## Exercise details
Please print every record exactly as it stands, leaving out the pictures.

## Material to process

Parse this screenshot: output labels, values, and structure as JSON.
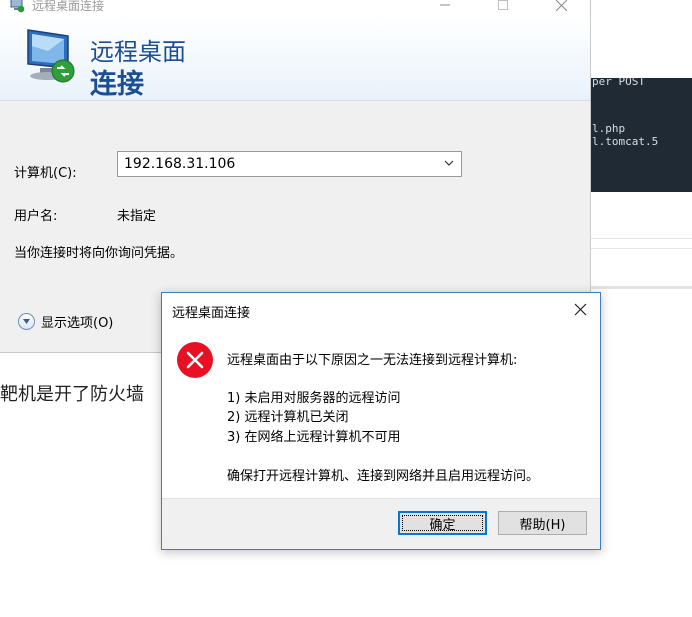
{
  "background": {
    "terminal_lines": [
      "per POST",
      "l.php",
      "l.tomcat.5"
    ],
    "page_text": "靶机是开了防火墙"
  },
  "rdp": {
    "window_title": "远程桌面连接",
    "header_line1": "远程桌面",
    "header_line2": "连接",
    "computer_label": "计算机(C):",
    "computer_value": "192.168.31.106",
    "username_label": "用户名:",
    "username_value": "未指定",
    "credential_note": "当你连接时将向你询问凭据。",
    "show_options": "显示选项(O)"
  },
  "dialog": {
    "title": "远程桌面连接",
    "intro": "远程桌面由于以下原因之一无法连接到远程计算机:",
    "reasons": [
      "1) 未启用对服务器的远程访问",
      "2) 远程计算机已关闭",
      "3) 在网络上远程计算机不可用"
    ],
    "advice": "确保打开远程计算机、连接到网络并且启用远程访问。",
    "ok_label": "确定",
    "help_label": "帮助(H)"
  },
  "colors": {
    "header_text": "#1c4e94",
    "dialog_border": "#3a7ec4",
    "error_red": "#e81123",
    "focus_blue": "#0078d7"
  }
}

## Your response
Parse this screenshot: output labels, values, and structure as JSON.
{
  "background": {
    "terminal_lines": [
      "per POST",
      "l.php",
      "l.tomcat.5"
    ],
    "page_text": "靶机是开了防火墙"
  },
  "rdp": {
    "window_title": "远程桌面连接",
    "header_line1": "远程桌面",
    "header_line2": "连接",
    "computer_label": "计算机(C):",
    "computer_value": "192.168.31.106",
    "username_label": "用户名:",
    "username_value": "未指定",
    "credential_note": "当你连接时将向你询问凭据。",
    "show_options": "显示选项(O)"
  },
  "dialog": {
    "title": "远程桌面连接",
    "intro": "远程桌面由于以下原因之一无法连接到远程计算机:",
    "reasons": [
      "1) 未启用对服务器的远程访问",
      "2) 远程计算机已关闭",
      "3) 在网络上远程计算机不可用"
    ],
    "advice": "确保打开远程计算机、连接到网络并且启用远程访问。",
    "ok_label": "确定",
    "help_label": "帮助(H)"
  },
  "colors": {
    "header_text": "#1c4e94",
    "dialog_border": "#3a7ec4",
    "error_red": "#e81123",
    "focus_blue": "#0078d7"
  }
}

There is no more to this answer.